START RECORDS FOR THE TASK
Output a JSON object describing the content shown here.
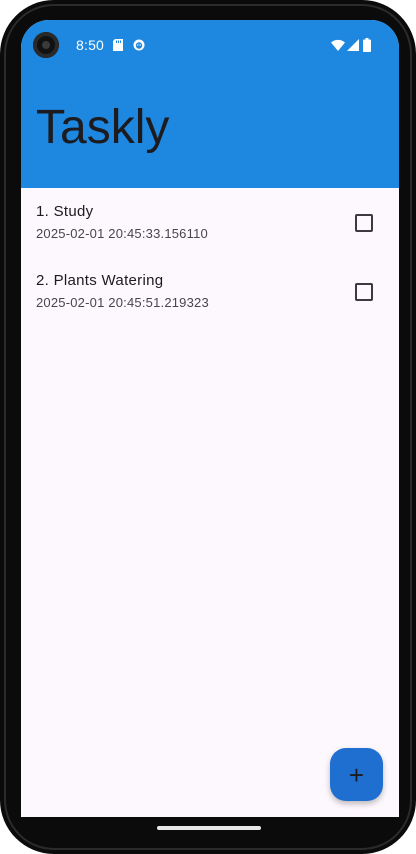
{
  "status_bar": {
    "time": "8:50",
    "icons": [
      "sd-card-icon",
      "face-icon",
      "wifi-icon",
      "signal-icon",
      "battery-icon"
    ]
  },
  "app_bar": {
    "title": "Taskly",
    "color": "#1e88e0"
  },
  "tasks": [
    {
      "title": "1. Study",
      "timestamp": "2025-02-01 20:45:33.156110",
      "checked": false
    },
    {
      "title": "2. Plants Watering",
      "timestamp": "2025-02-01 20:45:51.219323",
      "checked": false
    }
  ],
  "fab": {
    "icon": "plus-icon",
    "label": "+",
    "color": "#1f6fd1"
  }
}
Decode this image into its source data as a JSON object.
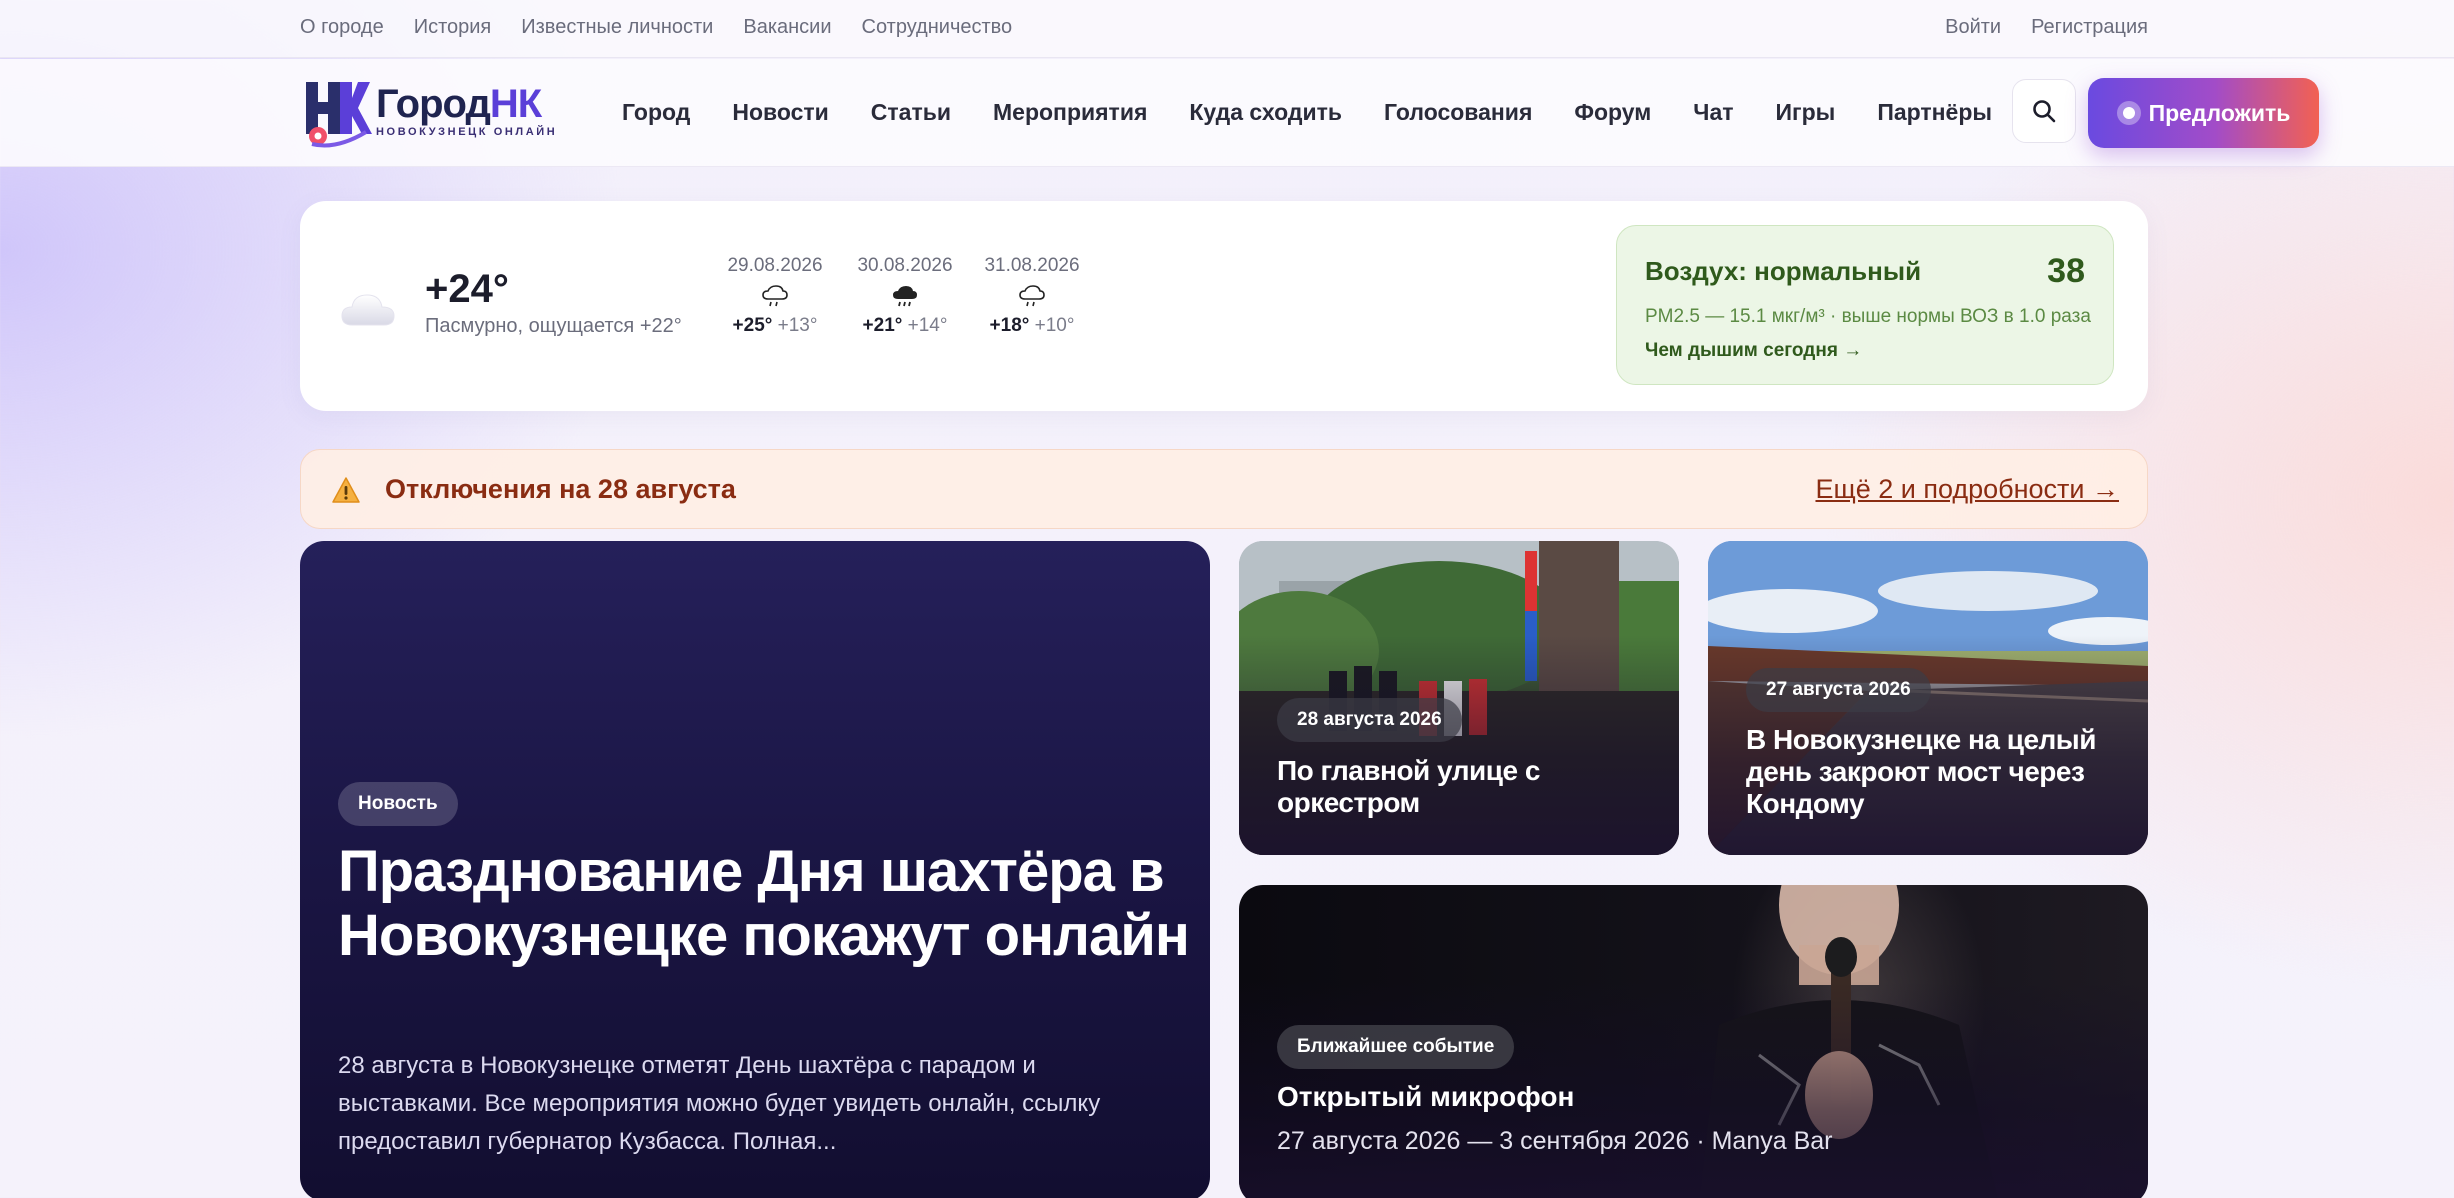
{
  "topbar": {
    "left_links": [
      "О городе",
      "История",
      "Известные личности",
      "Вакансии",
      "Сотрудничество"
    ],
    "right_links": [
      "Войти",
      "Регистрация"
    ]
  },
  "logo": {
    "mark": "НК",
    "title_word": "Город",
    "title_accent": "НК",
    "subtitle": "НОВОКУЗНЕЦК ОНЛАЙН"
  },
  "nav": {
    "items": [
      "Город",
      "Новости",
      "Статьи",
      "Мероприятия",
      "Куда сходить",
      "Голосования",
      "Форум",
      "Чат",
      "Игры",
      "Партнёры"
    ],
    "search_icon": "search-icon",
    "propose_label": "Предложить"
  },
  "weather": {
    "current_icon": "cloud-icon",
    "temp": "+24°",
    "description": "Пасмурно, ощущается +22°",
    "forecast": [
      {
        "date": "29.08.2026",
        "icon": "cloud-rain-icon",
        "hi": "+25°",
        "lo": "+13°"
      },
      {
        "date": "30.08.2026",
        "icon": "cloud-heavy-rain-icon",
        "hi": "+21°",
        "lo": "+14°"
      },
      {
        "date": "31.08.2026",
        "icon": "cloud-rain-icon",
        "hi": "+18°",
        "lo": "+10°"
      }
    ],
    "air": {
      "title": "Воздух: нормальный",
      "index": "38",
      "description": "PM2.5 — 15.1 мкг/м³ · выше нормы ВОЗ в 1.0 раза",
      "link": "Чем дышим сегодня →",
      "color": "#2f5a1c"
    }
  },
  "alert": {
    "icon": "warning-icon",
    "title": "Отключения на 28 августа",
    "more": "Ещё 2 и подробности →"
  },
  "feature": {
    "badge": "Новость",
    "title": "Празднование Дня шахтёра в Новокузнецке покажут онлайн",
    "description": "28 августа в Новокузнецке отметят День шахтёра с парадом и выставками. Все мероприятия можно будет увидеть онлайн, ссылку предоставил губернатор Кузбасса. Полная..."
  },
  "news": [
    {
      "date": "28 августа 2026",
      "title": "По главной улице с оркестром"
    },
    {
      "date": "27 августа 2026",
      "title": "В Новокузнецке на целый день закроют мост через Кондому"
    }
  ],
  "event": {
    "badge": "Ближайшее событие",
    "title": "Открытый микрофон",
    "meta": "27 августа 2026 — 3 сентября 2026 · Manya Bar"
  },
  "colors": {
    "brand_primary": "#5b3fd8",
    "brand_gradient_end": "#f26152",
    "alert_text": "#8a2c12"
  }
}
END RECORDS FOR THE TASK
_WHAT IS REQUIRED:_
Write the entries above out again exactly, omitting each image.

_ANSWER:_
Output a JSON object describing the content shown here.
{
  "status_bar": {
    "time": "8:50",
    "icons": [
      "sd-card-icon",
      "face-icon",
      "wifi-icon",
      "signal-icon",
      "battery-icon"
    ]
  },
  "app_bar": {
    "title": "Taskly",
    "color": "#1e88e0"
  },
  "tasks": [
    {
      "title": "1. Study",
      "timestamp": "2025-02-01 20:45:33.156110",
      "checked": false
    },
    {
      "title": "2. Plants Watering",
      "timestamp": "2025-02-01 20:45:51.219323",
      "checked": false
    }
  ],
  "fab": {
    "icon": "plus-icon",
    "label": "+",
    "color": "#1f6fd1"
  }
}
Decode this image into its source data as a JSON object.
{
  "topbar": {
    "left_links": [
      "О городе",
      "История",
      "Известные личности",
      "Вакансии",
      "Сотрудничество"
    ],
    "right_links": [
      "Войти",
      "Регистрация"
    ]
  },
  "logo": {
    "mark": "НК",
    "title_word": "Город",
    "title_accent": "НК",
    "subtitle": "НОВОКУЗНЕЦК ОНЛАЙН"
  },
  "nav": {
    "items": [
      "Город",
      "Новости",
      "Статьи",
      "Мероприятия",
      "Куда сходить",
      "Голосования",
      "Форум",
      "Чат",
      "Игры",
      "Партнёры"
    ],
    "search_icon": "search-icon",
    "propose_label": "Предложить"
  },
  "weather": {
    "current_icon": "cloud-icon",
    "temp": "+24°",
    "description": "Пасмурно, ощущается +22°",
    "forecast": [
      {
        "date": "29.08.2026",
        "icon": "cloud-rain-icon",
        "hi": "+25°",
        "lo": "+13°"
      },
      {
        "date": "30.08.2026",
        "icon": "cloud-heavy-rain-icon",
        "hi": "+21°",
        "lo": "+14°"
      },
      {
        "date": "31.08.2026",
        "icon": "cloud-rain-icon",
        "hi": "+18°",
        "lo": "+10°"
      }
    ],
    "air": {
      "title": "Воздух: нормальный",
      "index": "38",
      "description": "PM2.5 — 15.1 мкг/м³ · выше нормы ВОЗ в 1.0 раза",
      "link": "Чем дышим сегодня →",
      "color": "#2f5a1c"
    }
  },
  "alert": {
    "icon": "warning-icon",
    "title": "Отключения на 28 августа",
    "more": "Ещё 2 и подробности →"
  },
  "feature": {
    "badge": "Новость",
    "title": "Празднование Дня шахтёра в Новокузнецке покажут онлайн",
    "description": "28 августа в Новокузнецке отметят День шахтёра с парадом и выставками. Все мероприятия можно будет увидеть онлайн, ссылку предоставил губернатор Кузбасса. Полная..."
  },
  "news": [
    {
      "date": "28 августа 2026",
      "title": "По главной улице с оркестром"
    },
    {
      "date": "27 августа 2026",
      "title": "В Новокузнецке на целый день закроют мост через Кондому"
    }
  ],
  "event": {
    "badge": "Ближайшее событие",
    "title": "Открытый микрофон",
    "meta": "27 августа 2026 — 3 сентября 2026 · Manya Bar"
  },
  "colors": {
    "brand_primary": "#5b3fd8",
    "brand_gradient_end": "#f26152",
    "alert_text": "#8a2c12"
  }
}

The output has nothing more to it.